Whatever the records below hold, copy it all out exactly.
+ + + + + + +
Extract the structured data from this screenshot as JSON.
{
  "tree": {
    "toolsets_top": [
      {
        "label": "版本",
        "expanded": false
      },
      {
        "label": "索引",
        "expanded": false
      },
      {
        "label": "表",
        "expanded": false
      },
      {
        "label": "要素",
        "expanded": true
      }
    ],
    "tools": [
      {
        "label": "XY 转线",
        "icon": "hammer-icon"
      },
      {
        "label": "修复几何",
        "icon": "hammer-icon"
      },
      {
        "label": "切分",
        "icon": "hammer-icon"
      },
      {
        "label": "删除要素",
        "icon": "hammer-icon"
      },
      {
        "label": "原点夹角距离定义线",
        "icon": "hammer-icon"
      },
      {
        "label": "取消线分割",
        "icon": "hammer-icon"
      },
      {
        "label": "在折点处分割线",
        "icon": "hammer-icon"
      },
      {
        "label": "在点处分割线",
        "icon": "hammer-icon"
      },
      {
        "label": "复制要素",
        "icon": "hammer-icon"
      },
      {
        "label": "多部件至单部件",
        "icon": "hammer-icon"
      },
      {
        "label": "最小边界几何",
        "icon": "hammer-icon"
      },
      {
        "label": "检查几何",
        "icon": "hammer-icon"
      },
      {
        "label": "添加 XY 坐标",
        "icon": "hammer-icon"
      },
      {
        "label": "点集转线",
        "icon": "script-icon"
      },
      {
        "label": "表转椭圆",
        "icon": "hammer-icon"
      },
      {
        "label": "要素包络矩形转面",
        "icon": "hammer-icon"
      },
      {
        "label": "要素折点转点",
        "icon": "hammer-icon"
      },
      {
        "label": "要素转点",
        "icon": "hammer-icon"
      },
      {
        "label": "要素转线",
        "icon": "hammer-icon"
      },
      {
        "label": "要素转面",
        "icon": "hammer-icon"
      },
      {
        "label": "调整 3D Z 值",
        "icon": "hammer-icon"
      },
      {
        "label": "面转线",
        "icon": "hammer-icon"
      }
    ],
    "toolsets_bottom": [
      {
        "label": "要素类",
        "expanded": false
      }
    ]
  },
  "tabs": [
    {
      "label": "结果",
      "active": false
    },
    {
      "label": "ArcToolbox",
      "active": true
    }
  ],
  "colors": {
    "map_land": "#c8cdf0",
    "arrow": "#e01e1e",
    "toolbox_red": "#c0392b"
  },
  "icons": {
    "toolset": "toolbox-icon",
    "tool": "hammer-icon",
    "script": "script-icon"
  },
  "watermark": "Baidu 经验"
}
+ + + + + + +
◆ Output below ◆
Extract the structured data from this screenshot as JSON.
{
  "tree": {
    "toolsets_top": [
      {
        "label": "版本",
        "expanded": false
      },
      {
        "label": "索引",
        "expanded": false
      },
      {
        "label": "表",
        "expanded": false
      },
      {
        "label": "要素",
        "expanded": true
      }
    ],
    "tools": [
      {
        "label": "XY 转线",
        "icon": "hammer-icon"
      },
      {
        "label": "修复几何",
        "icon": "hammer-icon"
      },
      {
        "label": "切分",
        "icon": "hammer-icon"
      },
      {
        "label": "删除要素",
        "icon": "hammer-icon"
      },
      {
        "label": "原点夹角距离定义线",
        "icon": "hammer-icon"
      },
      {
        "label": "取消线分割",
        "icon": "hammer-icon"
      },
      {
        "label": "在折点处分割线",
        "icon": "hammer-icon"
      },
      {
        "label": "在点处分割线",
        "icon": "hammer-icon"
      },
      {
        "label": "复制要素",
        "icon": "hammer-icon"
      },
      {
        "label": "多部件至单部件",
        "icon": "hammer-icon"
      },
      {
        "label": "最小边界几何",
        "icon": "hammer-icon"
      },
      {
        "label": "检查几何",
        "icon": "hammer-icon"
      },
      {
        "label": "添加 XY 坐标",
        "icon": "hammer-icon"
      },
      {
        "label": "点集转线",
        "icon": "script-icon"
      },
      {
        "label": "表转椭圆",
        "icon": "hammer-icon"
      },
      {
        "label": "要素包络矩形转面",
        "icon": "hammer-icon"
      },
      {
        "label": "要素折点转点",
        "icon": "hammer-icon"
      },
      {
        "label": "要素转点",
        "icon": "hammer-icon"
      },
      {
        "label": "要素转线",
        "icon": "hammer-icon"
      },
      {
        "label": "要素转面",
        "icon": "hammer-icon"
      },
      {
        "label": "调整 3D Z 值",
        "icon": "hammer-icon"
      },
      {
        "label": "面转线",
        "icon": "hammer-icon"
      }
    ],
    "toolsets_bottom": [
      {
        "label": "要素类",
        "expanded": false
      }
    ]
  },
  "tabs": [
    {
      "label": "结果",
      "active": false
    },
    {
      "label": "ArcToolbox",
      "active": true
    }
  ],
  "colors": {
    "map_land": "#c8cdf0",
    "arrow": "#e01e1e",
    "toolbox_red": "#c0392b"
  },
  "icons": {
    "toolset": "toolbox-icon",
    "tool": "hammer-icon",
    "script": "script-icon"
  },
  "watermark": "Baidu 经验"
}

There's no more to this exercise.